═══ Material for this exercise ═══

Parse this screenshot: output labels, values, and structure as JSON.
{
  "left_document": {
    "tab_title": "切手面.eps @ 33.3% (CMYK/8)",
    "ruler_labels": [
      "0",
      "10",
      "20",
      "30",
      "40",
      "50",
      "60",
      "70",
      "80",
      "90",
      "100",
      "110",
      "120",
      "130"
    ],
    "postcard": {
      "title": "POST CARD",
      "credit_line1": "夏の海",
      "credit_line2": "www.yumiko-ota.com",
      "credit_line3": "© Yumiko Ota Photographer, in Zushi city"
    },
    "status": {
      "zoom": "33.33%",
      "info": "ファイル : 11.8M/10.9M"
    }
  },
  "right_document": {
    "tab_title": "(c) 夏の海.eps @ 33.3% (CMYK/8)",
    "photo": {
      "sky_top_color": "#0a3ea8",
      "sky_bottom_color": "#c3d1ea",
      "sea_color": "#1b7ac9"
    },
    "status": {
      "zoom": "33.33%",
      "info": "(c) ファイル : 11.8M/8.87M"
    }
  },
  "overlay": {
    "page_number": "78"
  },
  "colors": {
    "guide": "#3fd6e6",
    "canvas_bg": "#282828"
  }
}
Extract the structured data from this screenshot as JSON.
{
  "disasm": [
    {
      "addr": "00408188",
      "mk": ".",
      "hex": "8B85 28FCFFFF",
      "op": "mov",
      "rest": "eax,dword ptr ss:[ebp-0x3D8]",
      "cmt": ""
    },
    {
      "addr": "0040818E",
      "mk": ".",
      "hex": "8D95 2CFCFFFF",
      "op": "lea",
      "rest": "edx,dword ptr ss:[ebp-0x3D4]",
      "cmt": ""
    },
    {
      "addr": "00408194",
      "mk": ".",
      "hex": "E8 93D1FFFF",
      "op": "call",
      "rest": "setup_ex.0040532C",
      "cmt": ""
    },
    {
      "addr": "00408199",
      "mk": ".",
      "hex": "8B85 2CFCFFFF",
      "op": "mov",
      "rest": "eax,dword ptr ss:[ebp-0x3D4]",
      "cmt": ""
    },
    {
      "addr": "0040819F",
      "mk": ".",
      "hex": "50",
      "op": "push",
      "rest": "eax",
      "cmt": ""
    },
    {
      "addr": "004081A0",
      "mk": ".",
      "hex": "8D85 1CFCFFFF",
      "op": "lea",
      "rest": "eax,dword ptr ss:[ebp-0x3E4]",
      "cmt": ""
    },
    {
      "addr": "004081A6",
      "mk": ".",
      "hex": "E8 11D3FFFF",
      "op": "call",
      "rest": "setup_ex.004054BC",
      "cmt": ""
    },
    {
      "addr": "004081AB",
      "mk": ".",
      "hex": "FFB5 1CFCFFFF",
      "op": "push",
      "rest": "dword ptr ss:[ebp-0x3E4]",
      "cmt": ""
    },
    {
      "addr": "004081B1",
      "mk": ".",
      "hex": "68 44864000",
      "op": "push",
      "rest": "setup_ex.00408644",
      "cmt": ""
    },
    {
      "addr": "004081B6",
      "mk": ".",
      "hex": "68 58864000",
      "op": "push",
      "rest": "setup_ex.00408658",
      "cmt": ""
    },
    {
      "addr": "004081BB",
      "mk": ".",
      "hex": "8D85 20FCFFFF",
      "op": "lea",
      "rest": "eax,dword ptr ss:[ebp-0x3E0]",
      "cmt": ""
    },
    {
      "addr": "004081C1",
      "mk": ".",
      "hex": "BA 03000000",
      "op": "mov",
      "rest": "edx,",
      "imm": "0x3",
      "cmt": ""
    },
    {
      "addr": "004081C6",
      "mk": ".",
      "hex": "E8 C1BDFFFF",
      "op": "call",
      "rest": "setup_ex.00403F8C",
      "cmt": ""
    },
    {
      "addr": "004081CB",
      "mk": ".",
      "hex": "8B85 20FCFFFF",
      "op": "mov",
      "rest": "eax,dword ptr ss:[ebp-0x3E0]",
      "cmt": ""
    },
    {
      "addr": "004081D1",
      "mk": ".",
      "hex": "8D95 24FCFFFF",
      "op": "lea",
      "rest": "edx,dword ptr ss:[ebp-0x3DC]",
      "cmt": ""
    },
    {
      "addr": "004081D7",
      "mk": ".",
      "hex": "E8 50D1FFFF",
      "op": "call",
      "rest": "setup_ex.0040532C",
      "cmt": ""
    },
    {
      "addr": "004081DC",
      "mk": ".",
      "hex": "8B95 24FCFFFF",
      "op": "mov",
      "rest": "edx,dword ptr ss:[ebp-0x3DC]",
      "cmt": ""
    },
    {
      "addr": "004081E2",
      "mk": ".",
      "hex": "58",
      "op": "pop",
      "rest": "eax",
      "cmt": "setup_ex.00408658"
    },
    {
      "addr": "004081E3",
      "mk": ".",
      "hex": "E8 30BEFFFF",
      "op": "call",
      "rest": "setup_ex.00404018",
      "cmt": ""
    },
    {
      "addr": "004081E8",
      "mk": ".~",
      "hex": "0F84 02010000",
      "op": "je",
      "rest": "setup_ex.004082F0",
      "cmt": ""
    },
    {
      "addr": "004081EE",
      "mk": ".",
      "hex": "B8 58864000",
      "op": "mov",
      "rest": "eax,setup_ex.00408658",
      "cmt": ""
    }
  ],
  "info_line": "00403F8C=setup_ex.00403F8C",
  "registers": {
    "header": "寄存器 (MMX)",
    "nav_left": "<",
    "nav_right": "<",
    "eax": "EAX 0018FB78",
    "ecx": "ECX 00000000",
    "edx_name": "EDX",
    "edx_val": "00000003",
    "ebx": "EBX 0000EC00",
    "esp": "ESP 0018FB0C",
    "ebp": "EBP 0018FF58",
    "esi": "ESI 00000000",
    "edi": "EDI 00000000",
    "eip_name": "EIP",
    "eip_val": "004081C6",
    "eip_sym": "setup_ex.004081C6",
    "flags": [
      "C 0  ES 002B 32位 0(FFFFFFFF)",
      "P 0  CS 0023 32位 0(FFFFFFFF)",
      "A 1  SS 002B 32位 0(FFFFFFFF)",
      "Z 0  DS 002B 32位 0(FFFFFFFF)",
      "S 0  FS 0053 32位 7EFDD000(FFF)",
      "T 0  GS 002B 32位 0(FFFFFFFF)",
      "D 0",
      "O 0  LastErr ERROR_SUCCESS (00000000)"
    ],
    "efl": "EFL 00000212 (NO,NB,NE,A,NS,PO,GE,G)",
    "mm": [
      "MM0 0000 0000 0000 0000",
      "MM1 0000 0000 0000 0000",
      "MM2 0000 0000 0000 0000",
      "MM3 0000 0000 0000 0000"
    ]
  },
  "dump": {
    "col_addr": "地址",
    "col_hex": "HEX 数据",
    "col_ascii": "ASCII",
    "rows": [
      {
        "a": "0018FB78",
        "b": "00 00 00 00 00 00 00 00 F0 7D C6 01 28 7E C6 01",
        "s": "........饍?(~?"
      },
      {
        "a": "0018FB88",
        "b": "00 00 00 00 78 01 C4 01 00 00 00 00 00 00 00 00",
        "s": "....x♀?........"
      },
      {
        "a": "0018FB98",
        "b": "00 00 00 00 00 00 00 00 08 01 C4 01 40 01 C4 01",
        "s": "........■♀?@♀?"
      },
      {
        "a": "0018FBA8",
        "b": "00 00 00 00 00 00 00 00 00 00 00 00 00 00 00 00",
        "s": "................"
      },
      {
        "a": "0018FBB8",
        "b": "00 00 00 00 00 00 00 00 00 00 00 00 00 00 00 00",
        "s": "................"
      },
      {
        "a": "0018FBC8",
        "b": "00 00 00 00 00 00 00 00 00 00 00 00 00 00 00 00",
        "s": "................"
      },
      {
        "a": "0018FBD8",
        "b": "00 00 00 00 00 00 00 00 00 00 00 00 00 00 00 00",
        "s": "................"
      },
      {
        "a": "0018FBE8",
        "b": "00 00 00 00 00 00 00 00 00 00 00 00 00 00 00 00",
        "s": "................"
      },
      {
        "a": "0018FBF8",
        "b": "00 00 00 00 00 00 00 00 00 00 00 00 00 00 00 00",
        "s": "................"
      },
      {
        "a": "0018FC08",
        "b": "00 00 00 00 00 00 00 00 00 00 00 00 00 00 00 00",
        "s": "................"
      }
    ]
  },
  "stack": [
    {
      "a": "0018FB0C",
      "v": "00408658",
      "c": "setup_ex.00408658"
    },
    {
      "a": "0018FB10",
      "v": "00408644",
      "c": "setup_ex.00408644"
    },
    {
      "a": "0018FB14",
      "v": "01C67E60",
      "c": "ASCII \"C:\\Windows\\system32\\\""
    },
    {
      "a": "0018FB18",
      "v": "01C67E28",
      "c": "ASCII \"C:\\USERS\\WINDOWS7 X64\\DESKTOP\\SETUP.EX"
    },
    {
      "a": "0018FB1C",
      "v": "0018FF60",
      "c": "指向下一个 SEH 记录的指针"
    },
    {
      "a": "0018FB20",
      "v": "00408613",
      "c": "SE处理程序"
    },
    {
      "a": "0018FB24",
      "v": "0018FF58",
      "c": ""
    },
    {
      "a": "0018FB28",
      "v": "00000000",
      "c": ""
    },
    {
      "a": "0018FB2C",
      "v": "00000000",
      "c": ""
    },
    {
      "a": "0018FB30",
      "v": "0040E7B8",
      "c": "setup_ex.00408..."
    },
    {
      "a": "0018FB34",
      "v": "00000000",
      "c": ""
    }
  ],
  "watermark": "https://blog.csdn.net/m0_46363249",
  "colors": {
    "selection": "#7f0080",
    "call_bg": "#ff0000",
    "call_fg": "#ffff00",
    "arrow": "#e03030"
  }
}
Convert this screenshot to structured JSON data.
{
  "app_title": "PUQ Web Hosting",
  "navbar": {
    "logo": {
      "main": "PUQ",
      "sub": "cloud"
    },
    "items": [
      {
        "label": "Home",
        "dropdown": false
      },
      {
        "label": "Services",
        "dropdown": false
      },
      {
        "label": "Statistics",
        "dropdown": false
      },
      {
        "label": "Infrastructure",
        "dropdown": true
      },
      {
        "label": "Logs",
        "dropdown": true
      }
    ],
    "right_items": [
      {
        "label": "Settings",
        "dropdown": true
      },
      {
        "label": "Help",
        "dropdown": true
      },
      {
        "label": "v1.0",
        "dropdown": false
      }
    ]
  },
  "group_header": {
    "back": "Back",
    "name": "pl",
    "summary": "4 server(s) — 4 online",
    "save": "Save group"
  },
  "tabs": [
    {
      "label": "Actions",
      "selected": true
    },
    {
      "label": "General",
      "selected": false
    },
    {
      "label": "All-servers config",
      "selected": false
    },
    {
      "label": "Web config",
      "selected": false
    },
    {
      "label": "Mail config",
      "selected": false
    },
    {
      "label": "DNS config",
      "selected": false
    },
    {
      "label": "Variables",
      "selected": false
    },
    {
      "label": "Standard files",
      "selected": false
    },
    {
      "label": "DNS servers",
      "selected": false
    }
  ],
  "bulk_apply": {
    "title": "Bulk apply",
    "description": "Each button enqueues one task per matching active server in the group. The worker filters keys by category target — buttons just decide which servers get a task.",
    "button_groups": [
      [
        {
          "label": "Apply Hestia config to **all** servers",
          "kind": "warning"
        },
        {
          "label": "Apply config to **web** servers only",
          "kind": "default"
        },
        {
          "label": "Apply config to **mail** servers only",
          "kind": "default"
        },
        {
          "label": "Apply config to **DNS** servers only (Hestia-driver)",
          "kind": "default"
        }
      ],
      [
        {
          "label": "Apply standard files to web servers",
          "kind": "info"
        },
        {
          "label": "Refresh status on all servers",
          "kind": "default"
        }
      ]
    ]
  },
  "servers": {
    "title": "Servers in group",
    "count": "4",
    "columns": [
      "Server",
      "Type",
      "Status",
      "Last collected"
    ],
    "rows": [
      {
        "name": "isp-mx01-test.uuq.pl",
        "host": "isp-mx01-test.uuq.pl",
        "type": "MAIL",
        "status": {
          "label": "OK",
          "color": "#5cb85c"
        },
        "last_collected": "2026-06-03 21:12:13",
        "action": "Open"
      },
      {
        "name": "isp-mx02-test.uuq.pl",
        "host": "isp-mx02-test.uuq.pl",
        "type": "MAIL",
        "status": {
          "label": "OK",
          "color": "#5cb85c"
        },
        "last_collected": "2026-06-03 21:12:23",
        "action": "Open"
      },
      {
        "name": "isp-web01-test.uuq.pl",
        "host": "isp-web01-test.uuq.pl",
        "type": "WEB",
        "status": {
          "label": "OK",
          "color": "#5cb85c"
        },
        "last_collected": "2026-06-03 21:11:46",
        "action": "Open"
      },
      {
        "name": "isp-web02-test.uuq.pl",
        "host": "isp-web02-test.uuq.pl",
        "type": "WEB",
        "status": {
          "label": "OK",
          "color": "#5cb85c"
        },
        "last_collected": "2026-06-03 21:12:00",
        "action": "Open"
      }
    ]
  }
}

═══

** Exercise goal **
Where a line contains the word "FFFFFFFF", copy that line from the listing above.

** Result of the task **
      "C 0  ES 002B 32位 0(FFFFFFFF)",
      "P 0  CS 0023 32位 0(FFFFFFFF)",
      "A 1  SS 002B 32位 0(FFFFFFFF)",
      "Z 0  DS 002B 32位 0(FFFFFFFF)",
      "T 0  GS 002B 32位 0(FFFFFFFF)",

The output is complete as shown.